In 1987 I sat my first semester (we call them terms in the UK) at university, studying a Bachelor’s in Computer Science. One of my first assignments was to pick up and learn one of a broad range of computer languages. COBOL was picked first because it was a “good place to start as it’s easy to learn”. Originally designed for business users with instructions that were straightforward to learn. They were right, it was a great place to start and my relationship with COBOL is a long way from over 30 years later.
A Great New Idea?
Little did I know I was using a technology that had been conceived 30 years beforehand. In 2019, one of the greatest technology inventions of the last century, the COBOL computer programming language, will celebrate its ruby anniversary. While not as widely known or anywhere near as popular as in its in 1960s and 70s heyday, it remains the stalwart of a vast amount of vital commercial IT systems globally. Anecdotal evidence suggests the majority of the world’s key business transactions still use a COBOL back-end process.
However, the celebrated, windswept technology pioneers of Jobs, Turing, Bernars-Lee and Torvalds were not even in the room when this idea first germinated. Indeed, a committee of US Government and industry experts had assembled to discuss the matter of computer programming for the masses, a concept they felt without which would halt the progress of technological advancement. Step forward the precocious talent of Grace Murray. With her present on the Codasyl committee, the notion of a programming language that was “English-like” and which “anyone could read” was devised and added to the requirements. The original aim of the language being cross platform was achieved later, but the ideas still stood as the blueprint.
Soon enough, as scientists too, the inevitable acronym-based name arrived –
- Everyone can do it? Common.

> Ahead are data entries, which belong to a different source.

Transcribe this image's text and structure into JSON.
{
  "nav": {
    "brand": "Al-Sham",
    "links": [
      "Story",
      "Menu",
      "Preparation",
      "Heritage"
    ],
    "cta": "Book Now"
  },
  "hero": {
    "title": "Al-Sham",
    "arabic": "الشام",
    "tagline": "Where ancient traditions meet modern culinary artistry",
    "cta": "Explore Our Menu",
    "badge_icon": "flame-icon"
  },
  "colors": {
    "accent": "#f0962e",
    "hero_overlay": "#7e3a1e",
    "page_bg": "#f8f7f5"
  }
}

- Designed with commerce in mind? Business Oriented.
- A way of operating the computer? Language.
This was about 1959. To provide some context that was the year during which rationing was still in force in the UK, and 5 years before the mainframe computer had been first released. Bill Haley was still rockin’ ‘til broad daylight, or so the contemporary tune said.
Grace Hopper (then Murray) was already the embodiment of dedication. She wasn’t tall enough to meet the entrance criteria for the US Navy, yet managed to get in on merit in 1944. And while her stature was diminutive, her intellect knew no bounds. She was credited for a range of accolades during an illustrious career, as wide and varied as –

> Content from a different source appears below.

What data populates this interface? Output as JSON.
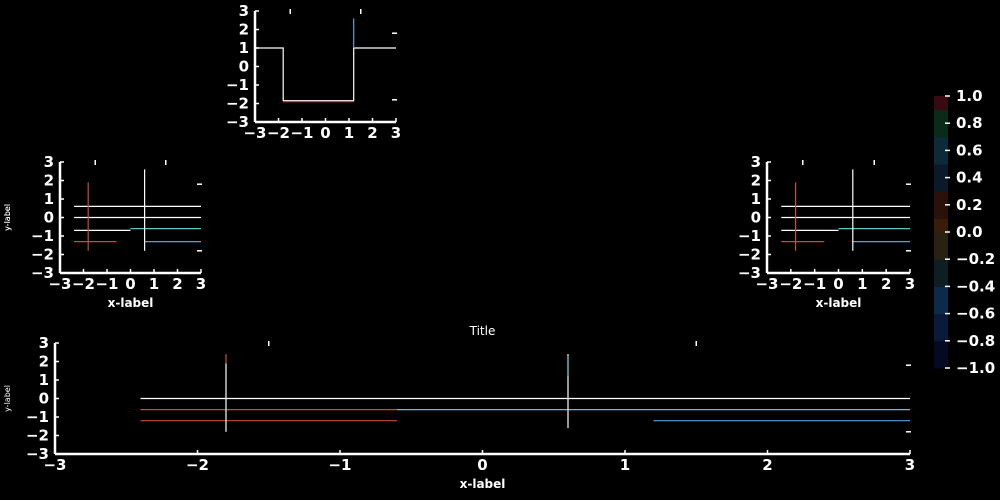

- Coining the term ‘debug’ to refer to taking errors out of programming language code. The term was a literal reference to a bug (a moth) which had short-circuited the electrical supply to a computer her team was using
- Hopper’s later work on language standards, where she was instrumental in defining the relevant test cases to prove language compliance, ensured longer-term portability could be planned for and verified. Anyone from a testing background can thank Hopper for furthering the concept of test cases in computing
- Coining the phrase, which I will paraphrase rather than misquote, that it is sometimes easier to seek forgiveness than permission. I can only speculate that the inventors of “seize the day” and “just do it” would have been impressed with the notion. Her pioneering spirit and organizational skills ensured she delivered on many of her ideas.
- Characterising time using a visual aid: she invited people to conceptualize the speed of sound by how far electricity would travel in a nanosecond. She offered people a small stick, which she labelled a “nanosecond” – across the internet people still boast about receiving a Nanosecond from Hopper
- Cutting the TV chat-show host David Letterman down to size . A formidable and sometimes brusque lady, her appearance on the Letterman Show in 1980s is still hilarious.
A lasting legacy
Later rising to the rank of rear Admiral, and employed by the Navy until she was 79, Hopper is however best known for being the guiding hand behind COBOL, a project that eventually concluded in 1959 and found commercial breakthroughs a few years later. Within a decade, the world’s largest (and richest) organisations had invested in mainframe-hosted COBOL Data Processing systems. Many of them have kept the concept today, though most of the systems themselves (machinery, language usage, storage, interfaces etc.) have changed almost beyond recognition. However, mainframes and COBOL are still running most of the world’s biggest banks, insurers, government departments, plus significant numbers of healthcare, manufacturing, transportation and even retail systems.
Hopper died in 1992 at the age of 85. In 2016 Hopper posthumously received the Presidential Medal of Freedom from Barack Obama. In February 2017, Yale University announced it would rename one of its colleges in Hopper’s honour.
Grace Hopper remains inspirational for scientists, for academics, for women in technology, biographers, film-makers, COBOL and computing enthusiasts and pioneers, and for anyone who has been in business computing in the last five decades. We also happen to think she’d like our new COBOL product too. The legacy of technological innovation she embodied lives on.
 The environment provided was something called COBOL/2, a PC-based COBOL development system. The vendor was Micro Focus.